Return every line below exactly as written.
*** Opening of Listed entries ***
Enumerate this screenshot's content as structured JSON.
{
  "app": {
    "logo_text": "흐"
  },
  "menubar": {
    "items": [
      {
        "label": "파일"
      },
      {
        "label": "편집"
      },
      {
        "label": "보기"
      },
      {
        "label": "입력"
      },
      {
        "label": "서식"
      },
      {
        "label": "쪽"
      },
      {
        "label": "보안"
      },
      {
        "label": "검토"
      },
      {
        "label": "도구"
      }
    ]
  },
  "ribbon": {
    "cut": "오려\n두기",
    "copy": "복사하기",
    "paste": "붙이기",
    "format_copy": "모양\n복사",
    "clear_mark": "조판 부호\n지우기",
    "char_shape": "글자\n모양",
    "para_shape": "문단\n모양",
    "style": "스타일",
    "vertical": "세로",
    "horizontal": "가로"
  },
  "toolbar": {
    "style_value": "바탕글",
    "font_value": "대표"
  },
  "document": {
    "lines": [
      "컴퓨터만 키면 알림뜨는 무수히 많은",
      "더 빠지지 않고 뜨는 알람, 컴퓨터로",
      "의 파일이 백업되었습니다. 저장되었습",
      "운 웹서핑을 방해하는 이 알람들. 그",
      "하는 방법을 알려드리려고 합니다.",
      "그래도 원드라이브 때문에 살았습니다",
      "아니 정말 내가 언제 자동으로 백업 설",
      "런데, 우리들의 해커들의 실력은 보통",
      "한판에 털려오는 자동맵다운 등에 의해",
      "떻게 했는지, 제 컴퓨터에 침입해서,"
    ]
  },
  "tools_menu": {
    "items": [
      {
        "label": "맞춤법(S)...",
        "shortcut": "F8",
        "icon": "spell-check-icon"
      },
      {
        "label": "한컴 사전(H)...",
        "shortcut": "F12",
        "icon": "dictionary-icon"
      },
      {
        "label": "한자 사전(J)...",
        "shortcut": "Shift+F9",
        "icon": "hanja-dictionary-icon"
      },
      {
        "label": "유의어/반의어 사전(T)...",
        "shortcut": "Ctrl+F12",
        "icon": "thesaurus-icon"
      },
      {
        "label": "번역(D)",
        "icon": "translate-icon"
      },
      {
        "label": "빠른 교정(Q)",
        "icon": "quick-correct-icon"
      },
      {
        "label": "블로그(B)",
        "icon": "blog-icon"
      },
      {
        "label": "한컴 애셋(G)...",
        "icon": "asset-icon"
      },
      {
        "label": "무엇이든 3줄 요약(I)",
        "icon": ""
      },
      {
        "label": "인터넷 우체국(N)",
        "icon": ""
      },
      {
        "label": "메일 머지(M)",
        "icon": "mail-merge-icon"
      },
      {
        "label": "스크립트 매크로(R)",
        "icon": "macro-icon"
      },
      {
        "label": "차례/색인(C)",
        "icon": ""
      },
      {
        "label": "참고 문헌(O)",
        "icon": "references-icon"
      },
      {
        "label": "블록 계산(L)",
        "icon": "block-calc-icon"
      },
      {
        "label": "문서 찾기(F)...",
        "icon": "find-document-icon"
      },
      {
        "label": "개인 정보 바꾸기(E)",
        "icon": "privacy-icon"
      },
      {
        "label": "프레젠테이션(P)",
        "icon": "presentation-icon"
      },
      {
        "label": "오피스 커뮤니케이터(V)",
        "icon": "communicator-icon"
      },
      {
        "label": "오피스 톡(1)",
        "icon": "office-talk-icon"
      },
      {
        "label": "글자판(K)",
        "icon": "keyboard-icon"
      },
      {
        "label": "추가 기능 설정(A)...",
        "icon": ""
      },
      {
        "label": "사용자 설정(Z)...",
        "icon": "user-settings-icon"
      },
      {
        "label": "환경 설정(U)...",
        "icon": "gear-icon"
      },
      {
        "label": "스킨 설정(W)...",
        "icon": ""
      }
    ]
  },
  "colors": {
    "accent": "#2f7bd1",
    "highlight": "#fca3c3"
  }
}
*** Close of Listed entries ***
--- Result of this task ---
Enumerate this screenshot's content as structured JSON.
{
  "app": {
    "logo_text": "흐"
  },
  "menubar": {
    "items": [
      {
        "label": "파일"
      },
      {
        "label": "편집"
      },
      {
        "label": "보기"
      },
      {
        "label": "입력"
      },
      {
        "label": "서식"
      },
      {
        "label": "쪽"
      },
      {
        "label": "보안"
      },
      {
        "label": "검토"
      },
      {
        "label": "도구"
      }
    ]
  },
  "ribbon": {
    "cut": "오려\n두기",
    "copy": "복사하기",
    "paste": "붙이기",
    "format_copy": "모양\n복사",
    "clear_mark": "조판 부호\n지우기",
    "char_shape": "글자\n모양",
    "para_shape": "문단\n모양",
    "style": "스타일",
    "vertical": "세로",
    "horizontal": "가로"
  },
  "toolbar": {
    "style_value": "바탕글",
    "font_value": "대표"
  },
  "document": {
    "lines": [
      "컴퓨터만 키면 알림뜨는 무수히 많은",
      "더 빠지지 않고 뜨는 알람, 컴퓨터로",
      "의 파일이 백업되었습니다. 저장되었습",
      "운 웹서핑을 방해하는 이 알람들. 그",
      "하는 방법을 알려드리려고 합니다.",
      "그래도 원드라이브 때문에 살았습니다",
      "아니 정말 내가 언제 자동으로 백업 설",
      "런데, 우리들의 해커들의 실력은 보통",
      "한판에 털려오는 자동맵다운 등에 의해",
      "떻게 했는지, 제 컴퓨터에 침입해서,"
    ]
  },
  "tools_menu": {
    "items": [
      {
        "label": "맞춤법(S)...",
        "shortcut": "F8",
        "icon": "spell-check-icon"
      },
      {
        "label": "한컴 사전(H)...",
        "shortcut": "F12",
        "icon": "dictionary-icon"
      },
      {
        "label": "한자 사전(J)...",
        "shortcut": "Shift+F9",
        "icon": "hanja-dictionary-icon"
      },
      {
        "label": "유의어/반의어 사전(T)...",
        "shortcut": "Ctrl+F12",
        "icon": "thesaurus-icon"
      },
      {
        "label": "번역(D)",
        "icon": "translate-icon"
      },
      {
        "label": "빠른 교정(Q)",
        "icon": "quick-correct-icon"
      },
      {
        "label": "블로그(B)",
        "icon": "blog-icon"
      },
      {
        "label": "한컴 애셋(G)...",
        "icon": "asset-icon"
      },
      {
        "label": "무엇이든 3줄 요약(I)",
        "icon": ""
      },
      {
        "label": "인터넷 우체국(N)",
        "icon": ""
      },
      {
        "label": "메일 머지(M)",
        "icon": "mail-merge-icon"
      },
      {
        "label": "스크립트 매크로(R)",
        "icon": "macro-icon"
      },
      {
        "label": "차례/색인(C)",
        "icon": ""
      },
      {
        "label": "참고 문헌(O)",
        "icon": "references-icon"
      },
      {
        "label": "블록 계산(L)",
        "icon": "block-calc-icon"
      },
      {
        "label": "문서 찾기(F)...",
        "icon": "find-document-icon"
      },
      {
        "label": "개인 정보 바꾸기(E)",
        "icon": "privacy-icon"
      },
      {
        "label": "프레젠테이션(P)",
        "icon": "presentation-icon"
      },
      {
        "label": "오피스 커뮤니케이터(V)",
        "icon": "communicator-icon"
      },
      {
        "label": "오피스 톡(1)",
        "icon": "office-talk-icon"
      },
      {
        "label": "글자판(K)",
        "icon": "keyboard-icon"
      },
      {
        "label": "추가 기능 설정(A)...",
        "icon": ""
      },
      {
        "label": "사용자 설정(Z)...",
        "icon": "user-settings-icon"
      },
      {
        "label": "환경 설정(U)...",
        "icon": "gear-icon"
      },
      {
        "label": "스킨 설정(W)...",
        "icon": ""
      }
    ]
  },
  "colors": {
    "accent": "#2f7bd1",
    "highlight": "#fca3c3"
  }
}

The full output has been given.